The research shows a clear trend of the desirable cities becoming even more desirable, to the point where it's almost a necessity for city planners to lure college graduates or face decline.
I drew a different conclusion from this article. I know the article's focus was on attracting college graduates so that the city can prosper, but I instead considered the contrapositive: If a city is not prospering, then it has a lower-than-average percentage of college graduates. I see it as another confirmation of residential segregation.

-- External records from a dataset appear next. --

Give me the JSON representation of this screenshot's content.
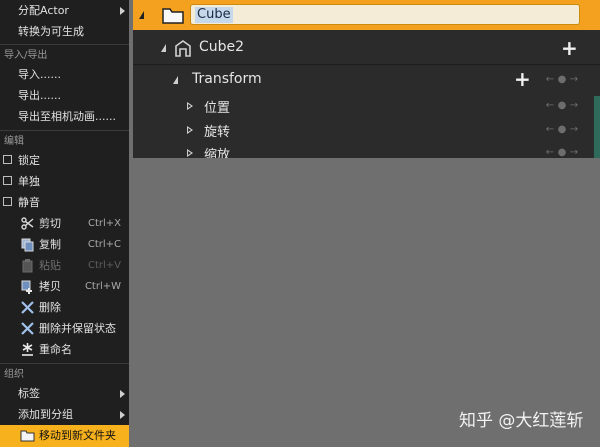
{
  "menu": {
    "top_items": [
      {
        "label": "分配Actor",
        "submenu": true
      },
      {
        "label": "转换为可生成",
        "submenu": false
      }
    ],
    "sections": {
      "import_export": "导入/导出",
      "edit": "编辑",
      "group": "组织"
    },
    "import_export_items": [
      {
        "label": "导入......"
      },
      {
        "label": "导出......"
      },
      {
        "label": "导出至相机动画......"
      }
    ],
    "toggles": [
      {
        "label": "锁定",
        "checked": false
      },
      {
        "label": "单独",
        "checked": false
      },
      {
        "label": "静音",
        "checked": false
      }
    ],
    "edit_items": [
      {
        "label": "剪切",
        "shortcut": "Ctrl+X",
        "icon": "scissors-icon",
        "enabled": true
      },
      {
        "label": "复制",
        "shortcut": "Ctrl+C",
        "icon": "copy-icon",
        "enabled": true
      },
      {
        "label": "粘贴",
        "shortcut": "Ctrl+V",
        "icon": "paste-icon",
        "enabled": false
      },
      {
        "label": "拷贝",
        "shortcut": "Ctrl+W",
        "icon": "duplicate-icon",
        "enabled": true
      },
      {
        "label": "删除",
        "shortcut": "",
        "icon": "delete-x-icon",
        "enabled": true
      },
      {
        "label": "删除并保留状态",
        "shortcut": "",
        "icon": "delete-x-icon",
        "enabled": true
      },
      {
        "label": "重命名",
        "shortcut": "",
        "icon": "rename-star-icon",
        "enabled": true
      }
    ],
    "group_items": [
      {
        "label": "标签",
        "submenu": true
      },
      {
        "label": "添加到分组",
        "submenu": true
      },
      {
        "label": "移动到新文件夹",
        "submenu": false,
        "highlighted": true,
        "icon": "folder-icon"
      }
    ]
  },
  "panel": {
    "actor_name": "Cube",
    "component_name": "Cube2",
    "transform_label": "Transform",
    "properties": [
      {
        "label": "位置"
      },
      {
        "label": "旋转"
      },
      {
        "label": "缩放"
      }
    ],
    "nav_glyphs": {
      "left": "←",
      "dot": "●",
      "right": "→"
    },
    "colors": {
      "header_orange": "#f3a11f",
      "menu_highlight": "#f7b11d",
      "panel_bg": "#2b2b2b",
      "menu_bg": "#1f1f1f"
    }
  },
  "watermark": "知乎 @大红莲斩"
}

More and more, there is becoming a "separate and not equal" divide in communities based on their socioeconomic status. As a teacher, I see it all the time in schools: there are some schools that leverage the taxpayer for new buildings, new technology, higher salaries, and less stressful work environments, while many others struggle due to an inability to levy. Instead of governments focusing on what to do about producing and/or attracting college graduates, perhaps it should instead consider what to do about the absence of them in their community.